-- Requirement --
Whenever a line in the data below includes the string "Size", copy it out.

-- Source material --
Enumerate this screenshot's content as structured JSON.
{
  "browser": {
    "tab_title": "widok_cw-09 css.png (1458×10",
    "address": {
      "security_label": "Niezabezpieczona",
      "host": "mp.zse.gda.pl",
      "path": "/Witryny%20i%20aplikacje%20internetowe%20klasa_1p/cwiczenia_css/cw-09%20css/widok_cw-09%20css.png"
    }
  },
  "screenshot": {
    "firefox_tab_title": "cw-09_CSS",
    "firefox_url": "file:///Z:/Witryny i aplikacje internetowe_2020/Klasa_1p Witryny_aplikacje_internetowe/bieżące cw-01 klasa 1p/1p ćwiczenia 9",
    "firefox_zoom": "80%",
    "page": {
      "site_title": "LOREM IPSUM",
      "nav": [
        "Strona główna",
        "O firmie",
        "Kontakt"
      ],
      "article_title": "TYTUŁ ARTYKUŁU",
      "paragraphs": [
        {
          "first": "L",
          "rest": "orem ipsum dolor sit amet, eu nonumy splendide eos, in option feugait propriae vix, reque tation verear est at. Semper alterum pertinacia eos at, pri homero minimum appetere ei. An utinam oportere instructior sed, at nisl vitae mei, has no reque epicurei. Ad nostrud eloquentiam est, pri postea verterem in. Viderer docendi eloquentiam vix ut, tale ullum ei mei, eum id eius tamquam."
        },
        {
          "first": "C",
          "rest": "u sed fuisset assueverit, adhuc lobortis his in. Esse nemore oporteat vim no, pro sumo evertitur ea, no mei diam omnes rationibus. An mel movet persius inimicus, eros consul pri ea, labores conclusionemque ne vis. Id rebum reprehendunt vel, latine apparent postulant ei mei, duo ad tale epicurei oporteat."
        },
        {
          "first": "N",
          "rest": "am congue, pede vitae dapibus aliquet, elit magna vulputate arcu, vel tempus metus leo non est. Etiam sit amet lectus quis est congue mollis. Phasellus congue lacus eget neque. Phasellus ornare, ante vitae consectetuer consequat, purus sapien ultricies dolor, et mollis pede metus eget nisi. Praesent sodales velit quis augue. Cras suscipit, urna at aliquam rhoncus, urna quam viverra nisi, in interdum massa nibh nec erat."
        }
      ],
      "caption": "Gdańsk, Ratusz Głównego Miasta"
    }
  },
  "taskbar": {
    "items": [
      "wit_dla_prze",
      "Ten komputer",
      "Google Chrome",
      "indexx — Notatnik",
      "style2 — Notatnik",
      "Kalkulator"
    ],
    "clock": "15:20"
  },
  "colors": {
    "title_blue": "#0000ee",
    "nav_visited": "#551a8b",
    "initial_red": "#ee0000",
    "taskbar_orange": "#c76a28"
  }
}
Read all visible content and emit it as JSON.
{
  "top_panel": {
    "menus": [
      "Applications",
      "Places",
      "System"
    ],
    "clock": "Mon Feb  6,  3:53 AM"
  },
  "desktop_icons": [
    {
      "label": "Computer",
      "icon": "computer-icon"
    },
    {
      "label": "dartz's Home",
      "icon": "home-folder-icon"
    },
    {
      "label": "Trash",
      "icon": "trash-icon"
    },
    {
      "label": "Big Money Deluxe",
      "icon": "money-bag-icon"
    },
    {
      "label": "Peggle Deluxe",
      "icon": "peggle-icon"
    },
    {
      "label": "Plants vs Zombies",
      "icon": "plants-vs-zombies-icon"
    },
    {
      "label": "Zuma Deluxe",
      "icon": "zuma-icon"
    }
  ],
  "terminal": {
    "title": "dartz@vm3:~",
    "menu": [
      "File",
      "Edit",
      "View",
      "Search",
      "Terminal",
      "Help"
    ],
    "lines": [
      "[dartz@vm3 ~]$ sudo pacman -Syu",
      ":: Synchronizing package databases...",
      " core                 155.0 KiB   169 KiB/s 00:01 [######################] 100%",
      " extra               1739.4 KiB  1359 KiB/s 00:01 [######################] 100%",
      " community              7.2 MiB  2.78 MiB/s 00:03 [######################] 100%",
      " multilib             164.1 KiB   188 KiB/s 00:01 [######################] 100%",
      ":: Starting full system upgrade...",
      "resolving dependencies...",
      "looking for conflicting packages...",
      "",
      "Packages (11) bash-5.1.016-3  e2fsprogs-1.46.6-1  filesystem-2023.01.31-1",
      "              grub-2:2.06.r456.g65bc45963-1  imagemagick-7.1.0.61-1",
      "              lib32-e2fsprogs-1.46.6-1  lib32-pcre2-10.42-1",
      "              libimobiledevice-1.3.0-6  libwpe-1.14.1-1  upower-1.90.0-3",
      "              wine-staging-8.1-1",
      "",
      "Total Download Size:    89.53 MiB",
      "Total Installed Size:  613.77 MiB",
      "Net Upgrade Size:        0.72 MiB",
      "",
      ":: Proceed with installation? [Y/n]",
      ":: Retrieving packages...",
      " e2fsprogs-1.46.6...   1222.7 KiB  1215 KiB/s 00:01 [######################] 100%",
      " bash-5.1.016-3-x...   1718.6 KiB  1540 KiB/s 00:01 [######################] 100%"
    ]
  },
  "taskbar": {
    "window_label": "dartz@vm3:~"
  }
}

-- Output below --
      "Total Download Size:    89.53 MiB",
      "Total Installed Size:  613.77 MiB",
      "Net Upgrade Size:        0.72 MiB",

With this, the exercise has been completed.